Your task is to copy the records that follow exactly, minus any images.

Content starts

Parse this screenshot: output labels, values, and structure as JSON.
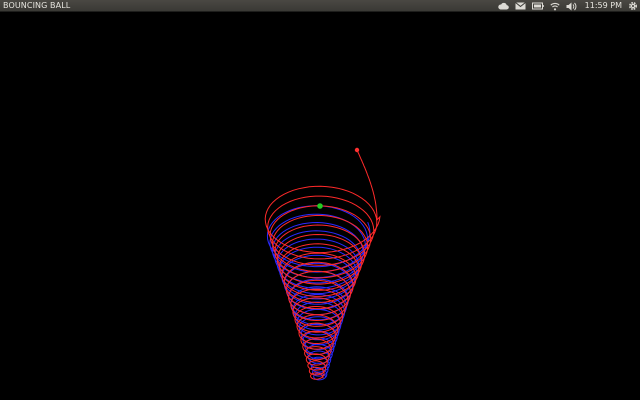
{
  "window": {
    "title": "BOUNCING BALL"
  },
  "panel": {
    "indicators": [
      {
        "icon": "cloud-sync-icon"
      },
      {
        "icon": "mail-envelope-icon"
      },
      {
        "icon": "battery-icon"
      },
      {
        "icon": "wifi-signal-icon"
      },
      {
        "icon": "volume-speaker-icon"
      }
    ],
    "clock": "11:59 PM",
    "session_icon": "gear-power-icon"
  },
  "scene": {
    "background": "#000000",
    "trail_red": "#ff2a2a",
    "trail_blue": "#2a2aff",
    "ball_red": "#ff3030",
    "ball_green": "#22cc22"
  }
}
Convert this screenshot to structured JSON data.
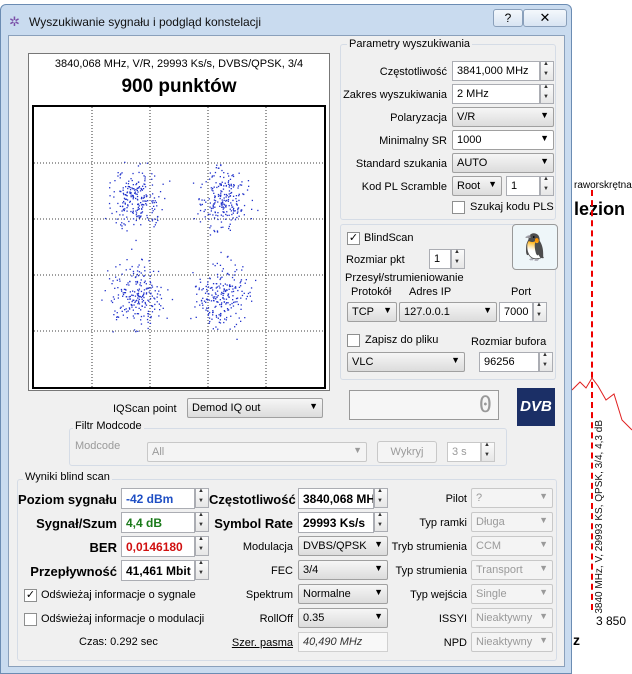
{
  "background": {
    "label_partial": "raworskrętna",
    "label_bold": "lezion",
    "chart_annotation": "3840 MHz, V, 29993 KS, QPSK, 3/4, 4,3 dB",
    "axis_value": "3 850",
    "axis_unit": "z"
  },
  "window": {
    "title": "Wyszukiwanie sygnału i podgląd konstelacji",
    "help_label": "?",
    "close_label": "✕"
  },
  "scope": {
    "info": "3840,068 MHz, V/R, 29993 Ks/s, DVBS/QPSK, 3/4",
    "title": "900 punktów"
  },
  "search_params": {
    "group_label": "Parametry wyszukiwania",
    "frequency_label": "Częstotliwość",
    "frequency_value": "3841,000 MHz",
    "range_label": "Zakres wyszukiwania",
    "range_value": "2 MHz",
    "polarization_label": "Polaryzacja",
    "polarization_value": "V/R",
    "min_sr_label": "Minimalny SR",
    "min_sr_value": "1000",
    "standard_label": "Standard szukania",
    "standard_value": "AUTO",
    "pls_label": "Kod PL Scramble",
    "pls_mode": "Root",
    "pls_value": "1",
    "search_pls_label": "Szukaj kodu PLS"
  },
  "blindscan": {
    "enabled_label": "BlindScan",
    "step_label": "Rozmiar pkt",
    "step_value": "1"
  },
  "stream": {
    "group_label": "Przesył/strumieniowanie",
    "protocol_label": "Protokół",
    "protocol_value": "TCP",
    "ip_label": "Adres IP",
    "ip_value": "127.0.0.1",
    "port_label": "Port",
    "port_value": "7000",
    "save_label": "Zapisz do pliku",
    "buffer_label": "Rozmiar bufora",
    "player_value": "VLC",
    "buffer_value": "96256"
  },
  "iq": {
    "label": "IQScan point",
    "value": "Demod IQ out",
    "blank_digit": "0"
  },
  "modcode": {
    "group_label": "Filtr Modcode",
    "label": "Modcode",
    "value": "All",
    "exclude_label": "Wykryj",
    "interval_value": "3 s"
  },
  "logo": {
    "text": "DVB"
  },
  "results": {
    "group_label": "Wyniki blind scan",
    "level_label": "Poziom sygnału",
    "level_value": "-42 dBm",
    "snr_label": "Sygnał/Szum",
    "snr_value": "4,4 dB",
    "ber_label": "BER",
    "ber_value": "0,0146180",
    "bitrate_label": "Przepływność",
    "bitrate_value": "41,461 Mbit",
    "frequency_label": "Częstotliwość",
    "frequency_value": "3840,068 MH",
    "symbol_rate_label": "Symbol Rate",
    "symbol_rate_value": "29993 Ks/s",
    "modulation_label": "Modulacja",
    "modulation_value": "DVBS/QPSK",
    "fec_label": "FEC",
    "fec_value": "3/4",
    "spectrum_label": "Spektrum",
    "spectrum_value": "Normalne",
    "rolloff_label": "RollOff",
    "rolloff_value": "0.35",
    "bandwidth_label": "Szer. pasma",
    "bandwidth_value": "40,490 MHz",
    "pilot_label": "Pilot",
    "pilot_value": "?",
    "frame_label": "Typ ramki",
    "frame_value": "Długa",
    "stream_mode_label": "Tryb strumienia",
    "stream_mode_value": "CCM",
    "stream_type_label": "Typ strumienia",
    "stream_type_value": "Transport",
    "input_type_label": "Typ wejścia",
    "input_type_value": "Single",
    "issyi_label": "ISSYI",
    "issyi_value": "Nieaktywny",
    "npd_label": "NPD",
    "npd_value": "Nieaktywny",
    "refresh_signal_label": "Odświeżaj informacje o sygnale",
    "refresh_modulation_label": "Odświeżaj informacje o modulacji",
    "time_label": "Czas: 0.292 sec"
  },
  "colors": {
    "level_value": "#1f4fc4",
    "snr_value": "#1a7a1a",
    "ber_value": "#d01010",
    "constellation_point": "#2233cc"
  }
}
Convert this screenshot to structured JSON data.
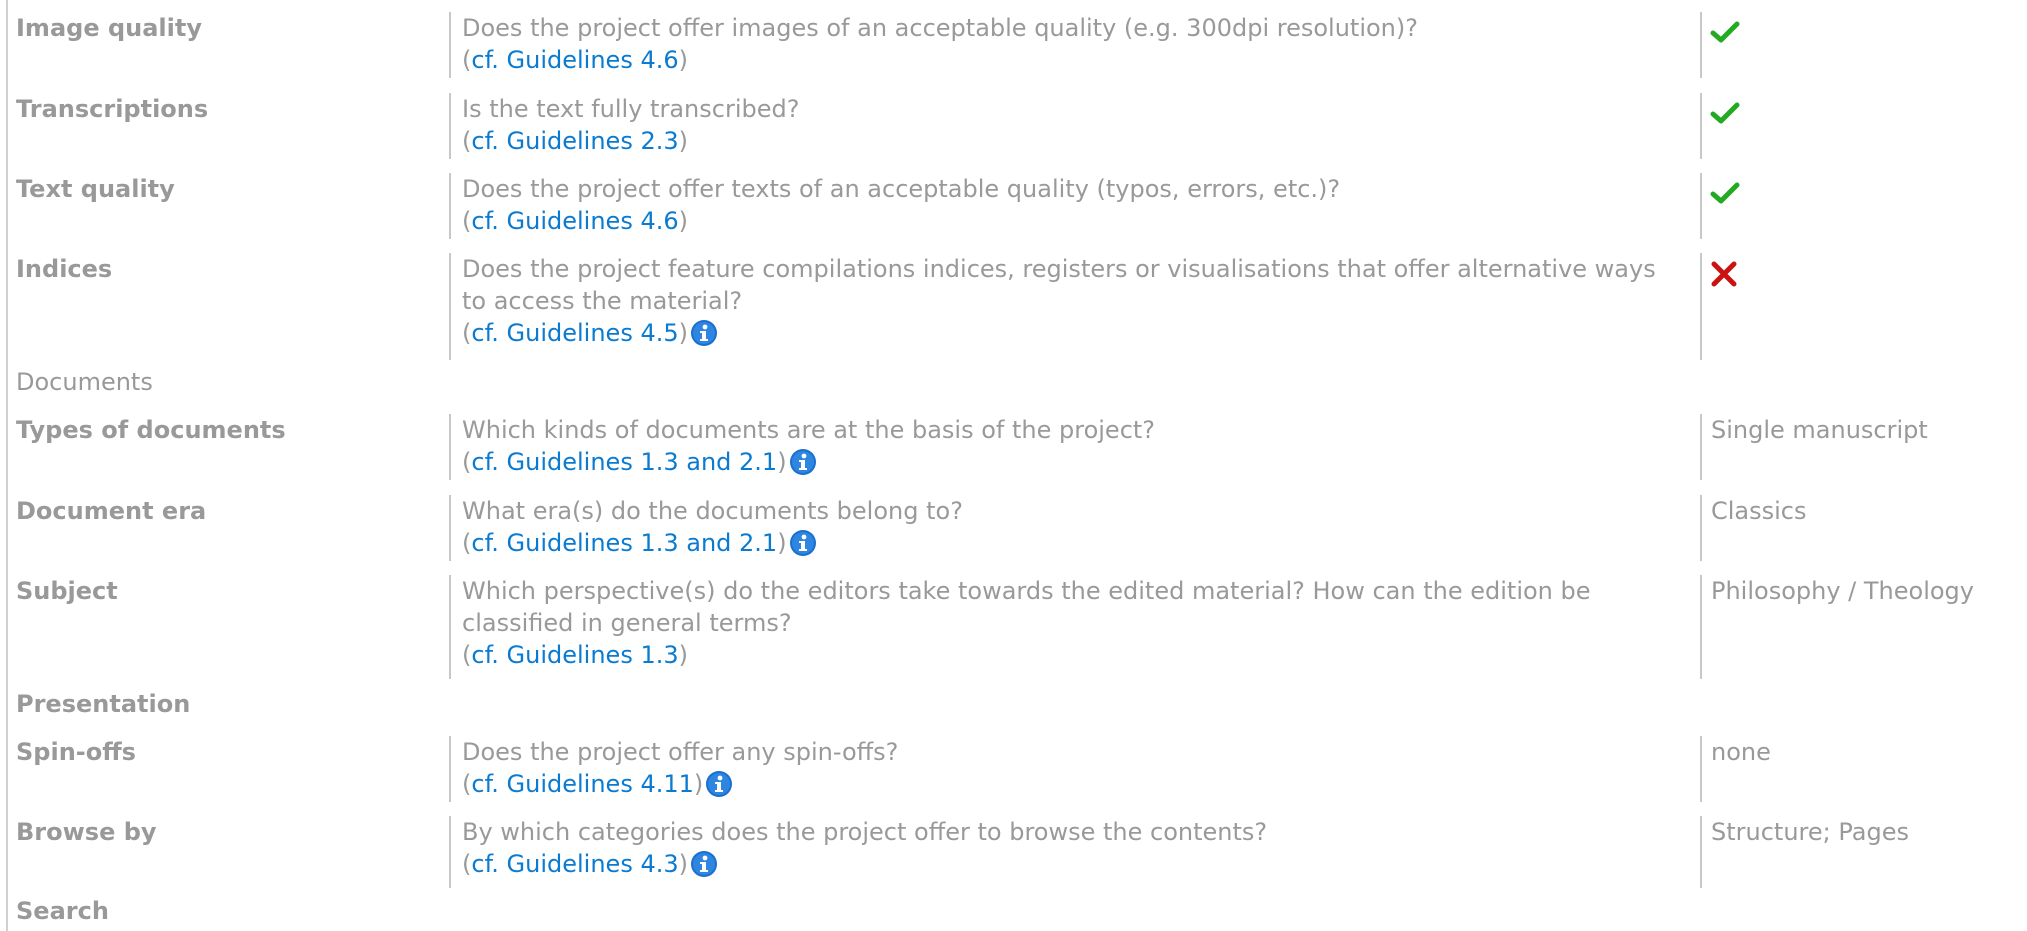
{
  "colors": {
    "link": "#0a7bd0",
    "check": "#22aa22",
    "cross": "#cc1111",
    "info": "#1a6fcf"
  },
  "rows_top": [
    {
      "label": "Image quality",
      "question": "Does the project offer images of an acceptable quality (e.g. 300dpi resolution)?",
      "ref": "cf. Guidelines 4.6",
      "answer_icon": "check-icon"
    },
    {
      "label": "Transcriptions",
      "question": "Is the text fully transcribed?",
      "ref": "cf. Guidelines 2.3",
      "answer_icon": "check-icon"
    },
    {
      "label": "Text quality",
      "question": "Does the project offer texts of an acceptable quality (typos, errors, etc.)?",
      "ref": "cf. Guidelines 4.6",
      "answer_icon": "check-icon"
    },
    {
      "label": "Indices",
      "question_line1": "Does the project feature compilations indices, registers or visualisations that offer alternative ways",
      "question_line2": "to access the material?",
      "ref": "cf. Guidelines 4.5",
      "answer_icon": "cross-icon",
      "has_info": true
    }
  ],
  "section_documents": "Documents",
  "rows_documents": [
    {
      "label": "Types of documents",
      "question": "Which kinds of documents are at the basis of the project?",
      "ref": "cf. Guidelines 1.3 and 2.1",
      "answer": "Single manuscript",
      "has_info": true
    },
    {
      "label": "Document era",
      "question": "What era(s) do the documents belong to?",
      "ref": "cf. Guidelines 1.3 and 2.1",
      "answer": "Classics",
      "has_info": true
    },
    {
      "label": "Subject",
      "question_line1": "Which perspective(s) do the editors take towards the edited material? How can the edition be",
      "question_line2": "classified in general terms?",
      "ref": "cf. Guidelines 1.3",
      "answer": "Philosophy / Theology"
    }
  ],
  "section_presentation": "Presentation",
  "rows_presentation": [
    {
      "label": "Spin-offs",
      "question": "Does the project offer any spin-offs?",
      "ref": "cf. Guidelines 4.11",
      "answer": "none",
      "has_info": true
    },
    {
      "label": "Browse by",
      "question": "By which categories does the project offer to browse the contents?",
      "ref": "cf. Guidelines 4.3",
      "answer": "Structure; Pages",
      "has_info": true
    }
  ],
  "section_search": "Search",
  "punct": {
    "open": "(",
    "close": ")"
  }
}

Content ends

Response area:
Parse this screenshot: output labels, values, and structure as JSON.
{
  "window": {
    "title": "BOUNCING BALL"
  },
  "panel": {
    "indicators": [
      {
        "icon": "cloud-sync-icon"
      },
      {
        "icon": "mail-envelope-icon"
      },
      {
        "icon": "battery-icon"
      },
      {
        "icon": "wifi-signal-icon"
      },
      {
        "icon": "volume-speaker-icon"
      }
    ],
    "clock": "11:59 PM",
    "session_icon": "gear-power-icon"
  },
  "scene": {
    "background": "#000000",
    "trail_red": "#ff2a2a",
    "trail_blue": "#2a2aff",
    "ball_red": "#ff3030",
    "ball_green": "#22cc22"
  }
}
Convert this screenshot to structured JSON data.
{
  "background": {
    "label_partial": "raworskrętna",
    "label_bold": "lezion",
    "chart_annotation": "3840 MHz, V, 29993 KS, QPSK, 3/4, 4,3 dB",
    "axis_value": "3 850",
    "axis_unit": "z"
  },
  "window": {
    "title": "Wyszukiwanie sygnału i podgląd konstelacji",
    "help_label": "?",
    "close_label": "✕"
  },
  "scope": {
    "info": "3840,068 MHz, V/R, 29993 Ks/s, DVBS/QPSK, 3/4",
    "title": "900 punktów"
  },
  "search_params": {
    "group_label": "Parametry wyszukiwania",
    "frequency_label": "Częstotliwość",
    "frequency_value": "3841,000 MHz",
    "range_label": "Zakres wyszukiwania",
    "range_value": "2 MHz",
    "polarization_label": "Polaryzacja",
    "polarization_value": "V/R",
    "min_sr_label": "Minimalny SR",
    "min_sr_value": "1000",
    "standard_label": "Standard szukania",
    "standard_value": "AUTO",
    "pls_label": "Kod PL Scramble",
    "pls_mode": "Root",
    "pls_value": "1",
    "search_pls_label": "Szukaj kodu PLS"
  },
  "blindscan": {
    "enabled_label": "BlindScan",
    "step_label": "Rozmiar pkt",
    "step_value": "1"
  },
  "stream": {
    "group_label": "Przesył/strumieniowanie",
    "protocol_label": "Protokół",
    "protocol_value": "TCP",
    "ip_label": "Adres IP",
    "ip_value": "127.0.0.1",
    "port_label": "Port",
    "port_value": "7000",
    "save_label": "Zapisz do pliku",
    "buffer_label": "Rozmiar bufora",
    "player_value": "VLC",
    "buffer_value": "96256"
  },
  "iq": {
    "label": "IQScan point",
    "value": "Demod IQ out",
    "blank_digit": "0"
  },
  "modcode": {
    "group_label": "Filtr Modcode",
    "label": "Modcode",
    "value": "All",
    "exclude_label": "Wykryj",
    "interval_value": "3 s"
  },
  "logo": {
    "text": "DVB"
  },
  "results": {
    "group_label": "Wyniki blind scan",
    "level_label": "Poziom sygnału",
    "level_value": "-42 dBm",
    "snr_label": "Sygnał/Szum",
    "snr_value": "4,4 dB",
    "ber_label": "BER",
    "ber_value": "0,0146180",
    "bitrate_label": "Przepływność",
    "bitrate_value": "41,461 Mbit",
    "frequency_label": "Częstotliwość",
    "frequency_value": "3840,068 MH",
    "symbol_rate_label": "Symbol Rate",
    "symbol_rate_value": "29993 Ks/s",
    "modulation_label": "Modulacja",
    "modulation_value": "DVBS/QPSK",
    "fec_label": "FEC",
    "fec_value": "3/4",
    "spectrum_label": "Spektrum",
    "spectrum_value": "Normalne",
    "rolloff_label": "RollOff",
    "rolloff_value": "0.35",
    "bandwidth_label": "Szer. pasma",
    "bandwidth_value": "40,490 MHz",
    "pilot_label": "Pilot",
    "pilot_value": "?",
    "frame_label": "Typ ramki",
    "frame_value": "Długa",
    "stream_mode_label": "Tryb strumienia",
    "stream_mode_value": "CCM",
    "stream_type_label": "Typ strumienia",
    "stream_type_value": "Transport",
    "input_type_label": "Typ wejścia",
    "input_type_value": "Single",
    "issyi_label": "ISSYI",
    "issyi_value": "Nieaktywny",
    "npd_label": "NPD",
    "npd_value": "Nieaktywny",
    "refresh_signal_label": "Odświeżaj informacje o sygnale",
    "refresh_modulation_label": "Odświeżaj informacje o modulacji",
    "time_label": "Czas: 0.292 sec"
  },
  "colors": {
    "level_value": "#1f4fc4",
    "snr_value": "#1a7a1a",
    "ber_value": "#d01010",
    "constellation_point": "#2233cc"
  }
}
Convert this screenshot to structured JSON data.
{
  "colors": {
    "link": "#0a7bd0",
    "check": "#22aa22",
    "cross": "#cc1111",
    "info": "#1a6fcf"
  },
  "rows_top": [
    {
      "label": "Image quality",
      "question": "Does the project offer images of an acceptable quality (e.g. 300dpi resolution)?",
      "ref": "cf. Guidelines 4.6",
      "answer_icon": "check-icon"
    },
    {
      "label": "Transcriptions",
      "question": "Is the text fully transcribed?",
      "ref": "cf. Guidelines 2.3",
      "answer_icon": "check-icon"
    },
    {
      "label": "Text quality",
      "question": "Does the project offer texts of an acceptable quality (typos, errors, etc.)?",
      "ref": "cf. Guidelines 4.6",
      "answer_icon": "check-icon"
    },
    {
      "label": "Indices",
      "question_line1": "Does the project feature compilations indices, registers or visualisations that offer alternative ways",
      "question_line2": "to access the material?",
      "ref": "cf. Guidelines 4.5",
      "answer_icon": "cross-icon",
      "has_info": true
    }
  ],
  "section_documents": "Documents",
  "rows_documents": [
    {
      "label": "Types of documents",
      "question": "Which kinds of documents are at the basis of the project?",
      "ref": "cf. Guidelines 1.3 and 2.1",
      "answer": "Single manuscript",
      "has_info": true
    },
    {
      "label": "Document era",
      "question": "What era(s) do the documents belong to?",
      "ref": "cf. Guidelines 1.3 and 2.1",
      "answer": "Classics",
      "has_info": true
    },
    {
      "label": "Subject",
      "question_line1": "Which perspective(s) do the editors take towards the edited material? How can the edition be",
      "question_line2": "classified in general terms?",
      "ref": "cf. Guidelines 1.3",
      "answer": "Philosophy / Theology"
    }
  ],
  "section_presentation": "Presentation",
  "rows_presentation": [
    {
      "label": "Spin-offs",
      "question": "Does the project offer any spin-offs?",
      "ref": "cf. Guidelines 4.11",
      "answer": "none",
      "has_info": true
    },
    {
      "label": "Browse by",
      "question": "By which categories does the project offer to browse the contents?",
      "ref": "cf. Guidelines 4.3",
      "answer": "Structure; Pages",
      "has_info": true
    }
  ],
  "section_search": "Search",
  "punct": {
    "open": "(",
    "close": ")"
  }
}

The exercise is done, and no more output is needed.